Marrone usually puts himself right next to GM Doug Whaley so they can converse while taking in a practice. They’ll also discuss any write ups that Whaley may want his head coach and assistants to put together on specific prospects.
“I’ll sit with Doug (Whaley) and I’ll want to look at a couple of people and then ask him who I should look at and get some reports in on a couple of players,” Marrone said. “I think what’s most important is how they interact with each other and watch how they challenge each other with their competitive nature out on the field. We’re heard a lot of things about these players, but basically its things that we’ve just read. Now we get a chance to see them for ourselves and do our own write-ups.”
The college scouting department along with Marrone and his coordinators also get the opportunity to sit and talk with most of the prospects. The Senior Bowl over the last two years has expanded the interview opportunities with a more structured format similar to that of the NFL Combine.

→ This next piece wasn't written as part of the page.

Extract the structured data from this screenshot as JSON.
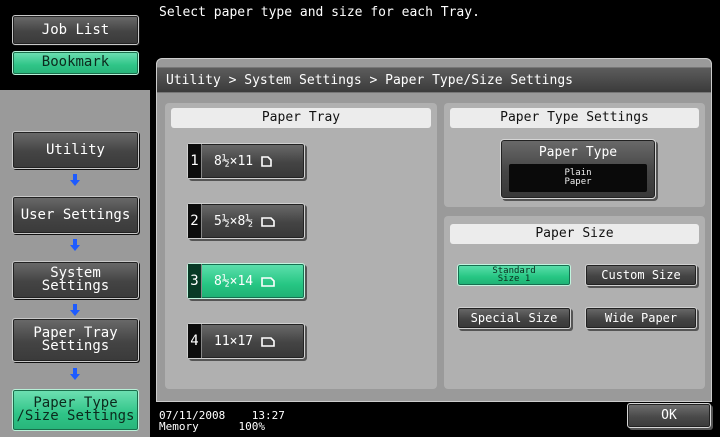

“They have position groups at night and it’s like they run it in Indianapolis where they have a horn that blows and you have a certain amount of time,” said Marrone. “But the other players who aren’t involved you get a chance to sit down with them a little bit longer. The thing I like about doing it now is where they are now and where they’re going to be when they get to Indy. What you’re really trying to do is you’re really just trying to find out who they are. I think the more time you have contact with them the more you can see.”
Marrone tries not to carry any preconceived notions about any prospects going into a setting like the Senior Bowl knowing being there gives him the chance to make his own assessments.
“I think it’ll be interesting. There’s always someone that surprises you that wasn’t on your radar and is suddenly on your radar,” he said. “There are expectations of other players where you’re walking out and saying, ‘I thought it would be better.’ I think that happens in everything we do.
“For us as coaches we’re just part of the information collection where we have the ability to write a report and we do have a voice that contributes to the draft so Doug along with the scouts can make the best decision for our organization.”